### [ASSIGNED TASK]
Copy every line of the data that contains the string "Parameters".

*** ENTRIES SHOWN Section Begins ***

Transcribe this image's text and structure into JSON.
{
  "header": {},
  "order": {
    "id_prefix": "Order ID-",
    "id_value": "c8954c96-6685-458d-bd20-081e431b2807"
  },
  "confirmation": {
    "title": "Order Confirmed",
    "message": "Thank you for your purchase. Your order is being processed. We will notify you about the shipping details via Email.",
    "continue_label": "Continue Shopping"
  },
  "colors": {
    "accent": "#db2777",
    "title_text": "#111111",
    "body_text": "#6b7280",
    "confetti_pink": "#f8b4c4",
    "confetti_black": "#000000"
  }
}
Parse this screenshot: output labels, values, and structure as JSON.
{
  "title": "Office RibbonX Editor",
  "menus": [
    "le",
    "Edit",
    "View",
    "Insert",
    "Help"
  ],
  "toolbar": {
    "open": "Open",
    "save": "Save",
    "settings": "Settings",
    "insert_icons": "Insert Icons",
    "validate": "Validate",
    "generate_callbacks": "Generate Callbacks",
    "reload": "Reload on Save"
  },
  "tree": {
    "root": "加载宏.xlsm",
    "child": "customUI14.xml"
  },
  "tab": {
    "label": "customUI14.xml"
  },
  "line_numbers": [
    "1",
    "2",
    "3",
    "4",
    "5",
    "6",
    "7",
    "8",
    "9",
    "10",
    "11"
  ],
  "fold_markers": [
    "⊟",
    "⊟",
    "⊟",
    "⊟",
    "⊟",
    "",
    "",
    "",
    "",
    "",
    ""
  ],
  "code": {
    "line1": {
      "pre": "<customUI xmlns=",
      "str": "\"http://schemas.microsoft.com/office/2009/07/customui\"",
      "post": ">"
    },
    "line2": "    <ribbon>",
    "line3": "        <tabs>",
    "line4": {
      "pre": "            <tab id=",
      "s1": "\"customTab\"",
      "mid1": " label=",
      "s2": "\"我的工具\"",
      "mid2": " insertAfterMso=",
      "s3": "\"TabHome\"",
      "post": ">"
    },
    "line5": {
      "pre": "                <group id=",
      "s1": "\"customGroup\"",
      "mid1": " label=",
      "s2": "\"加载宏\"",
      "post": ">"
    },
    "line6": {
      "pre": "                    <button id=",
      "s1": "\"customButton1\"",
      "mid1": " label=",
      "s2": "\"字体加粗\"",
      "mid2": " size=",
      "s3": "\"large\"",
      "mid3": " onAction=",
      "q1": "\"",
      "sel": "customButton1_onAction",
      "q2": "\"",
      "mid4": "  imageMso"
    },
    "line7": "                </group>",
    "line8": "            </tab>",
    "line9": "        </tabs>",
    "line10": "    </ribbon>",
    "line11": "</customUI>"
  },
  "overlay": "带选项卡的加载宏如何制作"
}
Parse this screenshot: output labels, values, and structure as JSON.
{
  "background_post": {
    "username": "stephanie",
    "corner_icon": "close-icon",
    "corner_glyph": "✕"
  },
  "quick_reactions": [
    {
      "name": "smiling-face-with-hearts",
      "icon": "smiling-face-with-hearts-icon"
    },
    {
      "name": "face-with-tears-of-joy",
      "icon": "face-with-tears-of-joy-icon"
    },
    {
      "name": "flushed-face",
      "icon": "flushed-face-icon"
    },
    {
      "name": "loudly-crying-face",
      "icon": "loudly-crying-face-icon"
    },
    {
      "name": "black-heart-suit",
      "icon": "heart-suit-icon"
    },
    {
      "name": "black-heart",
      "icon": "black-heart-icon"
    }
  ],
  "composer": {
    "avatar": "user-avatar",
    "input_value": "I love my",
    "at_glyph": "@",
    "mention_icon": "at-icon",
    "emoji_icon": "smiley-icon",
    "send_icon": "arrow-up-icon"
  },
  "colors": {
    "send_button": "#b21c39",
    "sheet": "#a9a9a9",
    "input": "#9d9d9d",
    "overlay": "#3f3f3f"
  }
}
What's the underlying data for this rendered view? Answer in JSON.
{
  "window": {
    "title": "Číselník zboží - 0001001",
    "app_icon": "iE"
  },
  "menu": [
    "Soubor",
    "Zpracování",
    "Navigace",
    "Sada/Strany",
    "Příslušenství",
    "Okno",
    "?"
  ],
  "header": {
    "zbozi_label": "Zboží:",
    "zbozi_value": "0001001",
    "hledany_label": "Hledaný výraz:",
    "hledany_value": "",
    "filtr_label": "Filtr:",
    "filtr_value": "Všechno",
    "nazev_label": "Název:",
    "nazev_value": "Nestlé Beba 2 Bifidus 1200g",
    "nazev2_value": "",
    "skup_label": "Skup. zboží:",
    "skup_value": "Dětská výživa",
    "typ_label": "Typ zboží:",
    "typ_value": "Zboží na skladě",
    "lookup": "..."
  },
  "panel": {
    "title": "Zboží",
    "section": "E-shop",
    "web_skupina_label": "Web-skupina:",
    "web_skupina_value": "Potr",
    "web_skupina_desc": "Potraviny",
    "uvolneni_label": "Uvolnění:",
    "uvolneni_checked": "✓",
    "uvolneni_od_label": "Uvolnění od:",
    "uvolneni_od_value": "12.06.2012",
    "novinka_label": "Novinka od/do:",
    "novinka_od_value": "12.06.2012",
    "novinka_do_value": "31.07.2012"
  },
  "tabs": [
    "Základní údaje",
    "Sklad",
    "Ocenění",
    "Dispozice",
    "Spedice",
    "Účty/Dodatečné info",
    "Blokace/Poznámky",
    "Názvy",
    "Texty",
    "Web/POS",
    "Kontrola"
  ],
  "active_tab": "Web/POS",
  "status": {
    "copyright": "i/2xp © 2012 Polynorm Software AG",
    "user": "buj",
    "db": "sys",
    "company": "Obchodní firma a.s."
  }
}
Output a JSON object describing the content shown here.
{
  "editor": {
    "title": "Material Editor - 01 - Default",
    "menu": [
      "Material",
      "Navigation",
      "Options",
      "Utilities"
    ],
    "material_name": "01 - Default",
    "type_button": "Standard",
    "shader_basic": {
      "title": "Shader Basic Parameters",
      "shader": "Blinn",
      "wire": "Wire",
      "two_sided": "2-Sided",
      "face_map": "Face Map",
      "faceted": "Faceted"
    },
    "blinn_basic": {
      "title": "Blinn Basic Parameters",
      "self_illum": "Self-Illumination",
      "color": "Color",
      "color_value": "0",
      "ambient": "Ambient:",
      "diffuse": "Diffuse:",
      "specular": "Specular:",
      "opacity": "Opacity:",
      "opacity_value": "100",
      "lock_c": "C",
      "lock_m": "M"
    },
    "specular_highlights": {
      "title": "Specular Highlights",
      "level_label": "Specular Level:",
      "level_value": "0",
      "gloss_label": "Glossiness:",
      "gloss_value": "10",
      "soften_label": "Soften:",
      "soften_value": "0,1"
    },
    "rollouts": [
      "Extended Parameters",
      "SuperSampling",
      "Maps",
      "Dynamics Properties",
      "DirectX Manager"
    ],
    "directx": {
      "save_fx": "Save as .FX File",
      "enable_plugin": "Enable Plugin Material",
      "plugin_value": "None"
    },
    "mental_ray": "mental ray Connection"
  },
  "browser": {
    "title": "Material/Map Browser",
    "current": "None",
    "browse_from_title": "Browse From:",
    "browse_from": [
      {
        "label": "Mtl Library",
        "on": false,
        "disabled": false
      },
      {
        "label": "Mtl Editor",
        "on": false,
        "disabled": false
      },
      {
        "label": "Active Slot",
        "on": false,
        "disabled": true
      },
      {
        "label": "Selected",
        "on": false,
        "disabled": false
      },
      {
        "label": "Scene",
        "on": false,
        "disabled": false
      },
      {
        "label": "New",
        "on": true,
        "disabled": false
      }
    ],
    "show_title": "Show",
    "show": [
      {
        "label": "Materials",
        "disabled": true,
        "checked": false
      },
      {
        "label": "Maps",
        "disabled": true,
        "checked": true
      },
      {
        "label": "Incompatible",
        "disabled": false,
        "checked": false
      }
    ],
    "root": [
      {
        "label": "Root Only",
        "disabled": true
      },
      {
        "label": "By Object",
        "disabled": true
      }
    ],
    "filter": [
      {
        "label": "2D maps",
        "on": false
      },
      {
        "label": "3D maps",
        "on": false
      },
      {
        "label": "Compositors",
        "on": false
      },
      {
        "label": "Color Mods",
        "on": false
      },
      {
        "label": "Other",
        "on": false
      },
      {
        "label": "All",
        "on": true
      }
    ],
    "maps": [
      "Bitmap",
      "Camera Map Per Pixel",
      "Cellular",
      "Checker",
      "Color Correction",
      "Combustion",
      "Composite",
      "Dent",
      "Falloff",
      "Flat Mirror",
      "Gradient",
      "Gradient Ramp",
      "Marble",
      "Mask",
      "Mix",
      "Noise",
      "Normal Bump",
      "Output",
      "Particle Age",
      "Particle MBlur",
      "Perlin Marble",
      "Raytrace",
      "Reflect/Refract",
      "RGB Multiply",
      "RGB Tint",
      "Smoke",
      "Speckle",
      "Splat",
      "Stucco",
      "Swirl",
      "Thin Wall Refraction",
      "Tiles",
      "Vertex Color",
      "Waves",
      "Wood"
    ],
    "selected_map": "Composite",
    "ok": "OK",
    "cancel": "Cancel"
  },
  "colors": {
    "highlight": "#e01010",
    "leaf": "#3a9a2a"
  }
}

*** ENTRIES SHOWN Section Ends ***

### [SOLUTION FOR THIS EXERCISE]
      "title": "Shader Basic Parameters",
      "title": "Blinn Basic Parameters",
      "Extended Parameters",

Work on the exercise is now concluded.